[App and web page records]

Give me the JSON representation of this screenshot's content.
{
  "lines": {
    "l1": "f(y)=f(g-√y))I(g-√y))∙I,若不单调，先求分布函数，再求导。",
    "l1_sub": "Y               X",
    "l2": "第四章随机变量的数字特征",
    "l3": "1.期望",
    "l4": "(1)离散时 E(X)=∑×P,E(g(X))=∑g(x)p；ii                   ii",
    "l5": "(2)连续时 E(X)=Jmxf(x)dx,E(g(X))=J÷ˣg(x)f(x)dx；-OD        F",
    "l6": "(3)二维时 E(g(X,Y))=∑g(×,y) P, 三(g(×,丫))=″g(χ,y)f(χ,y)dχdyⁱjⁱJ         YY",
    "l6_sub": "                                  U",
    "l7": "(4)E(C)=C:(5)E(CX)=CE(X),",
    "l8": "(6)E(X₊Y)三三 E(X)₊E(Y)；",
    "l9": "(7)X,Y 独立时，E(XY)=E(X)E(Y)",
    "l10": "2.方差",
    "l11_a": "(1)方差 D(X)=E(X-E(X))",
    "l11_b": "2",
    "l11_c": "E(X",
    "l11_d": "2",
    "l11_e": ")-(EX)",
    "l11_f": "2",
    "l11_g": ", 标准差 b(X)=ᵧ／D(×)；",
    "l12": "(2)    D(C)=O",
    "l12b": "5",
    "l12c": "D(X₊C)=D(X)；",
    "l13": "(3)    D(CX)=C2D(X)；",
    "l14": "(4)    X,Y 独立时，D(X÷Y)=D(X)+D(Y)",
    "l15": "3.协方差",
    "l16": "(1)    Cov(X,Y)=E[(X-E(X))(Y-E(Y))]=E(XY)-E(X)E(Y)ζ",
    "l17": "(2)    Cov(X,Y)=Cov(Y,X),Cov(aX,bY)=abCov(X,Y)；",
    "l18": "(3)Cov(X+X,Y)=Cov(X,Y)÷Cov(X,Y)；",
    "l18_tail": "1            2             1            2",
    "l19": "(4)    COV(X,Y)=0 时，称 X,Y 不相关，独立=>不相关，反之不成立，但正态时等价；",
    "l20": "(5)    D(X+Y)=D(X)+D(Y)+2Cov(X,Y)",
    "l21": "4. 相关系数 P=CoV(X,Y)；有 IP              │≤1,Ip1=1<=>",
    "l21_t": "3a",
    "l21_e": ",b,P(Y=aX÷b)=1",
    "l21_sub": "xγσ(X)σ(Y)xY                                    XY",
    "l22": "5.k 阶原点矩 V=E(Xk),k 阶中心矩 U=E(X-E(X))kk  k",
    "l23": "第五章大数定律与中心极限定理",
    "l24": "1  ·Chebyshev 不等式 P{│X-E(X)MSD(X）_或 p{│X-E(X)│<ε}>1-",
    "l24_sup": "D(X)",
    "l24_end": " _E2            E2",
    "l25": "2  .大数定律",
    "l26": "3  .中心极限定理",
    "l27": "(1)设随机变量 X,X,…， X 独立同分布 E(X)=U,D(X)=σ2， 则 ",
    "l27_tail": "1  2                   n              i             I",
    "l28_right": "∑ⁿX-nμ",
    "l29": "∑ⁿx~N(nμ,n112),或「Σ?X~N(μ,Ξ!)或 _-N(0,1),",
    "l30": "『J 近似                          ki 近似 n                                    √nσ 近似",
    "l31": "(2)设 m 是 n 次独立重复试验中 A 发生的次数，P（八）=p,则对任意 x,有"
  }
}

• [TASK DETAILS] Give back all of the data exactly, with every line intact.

• [YOUR SOLUTION]
Give me the JSON representation of this screenshot's content.
{
  "lines": {
    "l1": "f(y)=f(g-√y))I(g-√y))∙I,若不单调，先求分布函数，再求导。",
    "l1_sub": "Y               X",
    "l2": "第四章随机变量的数字特征",
    "l3": "1.期望",
    "l4": "(1)离散时 E(X)=∑×P,E(g(X))=∑g(x)p；ii                   ii",
    "l5": "(2)连续时 E(X)=Jmxf(x)dx,E(g(X))=J÷ˣg(x)f(x)dx；-OD        F",
    "l6": "(3)二维时 E(g(X,Y))=∑g(×,y) P, 三(g(×,丫))=″g(χ,y)f(χ,y)dχdyⁱjⁱJ         YY",
    "l6_sub": "                                  U",
    "l7": "(4)E(C)=C:(5)E(CX)=CE(X),",
    "l8": "(6)E(X₊Y)三三 E(X)₊E(Y)；",
    "l9": "(7)X,Y 独立时，E(XY)=E(X)E(Y)",
    "l10": "2.方差",
    "l11_a": "(1)方差 D(X)=E(X-E(X))",
    "l11_b": "2",
    "l11_c": "E(X",
    "l11_d": "2",
    "l11_e": ")-(EX)",
    "l11_f": "2",
    "l11_g": ", 标准差 b(X)=ᵧ／D(×)；",
    "l12": "(2)    D(C)=O",
    "l12b": "5",
    "l12c": "D(X₊C)=D(X)；",
    "l13": "(3)    D(CX)=C2D(X)；",
    "l14": "(4)    X,Y 独立时，D(X÷Y)=D(X)+D(Y)",
    "l15": "3.协方差",
    "l16": "(1)    Cov(X,Y)=E[(X-E(X))(Y-E(Y))]=E(XY)-E(X)E(Y)ζ",
    "l17": "(2)    Cov(X,Y)=Cov(Y,X),Cov(aX,bY)=abCov(X,Y)；",
    "l18": "(3)Cov(X+X,Y)=Cov(X,Y)÷Cov(X,Y)；",
    "l18_tail": "1            2             1            2",
    "l19": "(4)    COV(X,Y)=0 时，称 X,Y 不相关，独立=>不相关，反之不成立，但正态时等价；",
    "l20": "(5)    D(X+Y)=D(X)+D(Y)+2Cov(X,Y)",
    "l21": "4. 相关系数 P=CoV(X,Y)；有 IP              │≤1,Ip1=1<=>",
    "l21_t": "3a",
    "l21_e": ",b,P(Y=aX÷b)=1",
    "l21_sub": "xγσ(X)σ(Y)xY                                    XY",
    "l22": "5.k 阶原点矩 V=E(Xk),k 阶中心矩 U=E(X-E(X))kk  k",
    "l23": "第五章大数定律与中心极限定理",
    "l24": "1  ·Chebyshev 不等式 P{│X-E(X)MSD(X）_或 p{│X-E(X)│<ε}>1-",
    "l24_sup": "D(X)",
    "l24_end": " _E2            E2",
    "l25": "2  .大数定律",
    "l26": "3  .中心极限定理",
    "l27": "(1)设随机变量 X,X,…， X 独立同分布 E(X)=U,D(X)=σ2， 则 ",
    "l27_tail": "1  2                   n              i             I",
    "l28_right": "∑ⁿX-nμ",
    "l29": "∑ⁿx~N(nμ,n112),或「Σ?X~N(μ,Ξ!)或 _-N(0,1),",
    "l30": "『J 近似                          ki 近似 n                                    √nσ 近似",
    "l31": "(2)设 m 是 n 次独立重复试验中 A 发生的次数，P（八）=p,则对任意 x,有"
  }
}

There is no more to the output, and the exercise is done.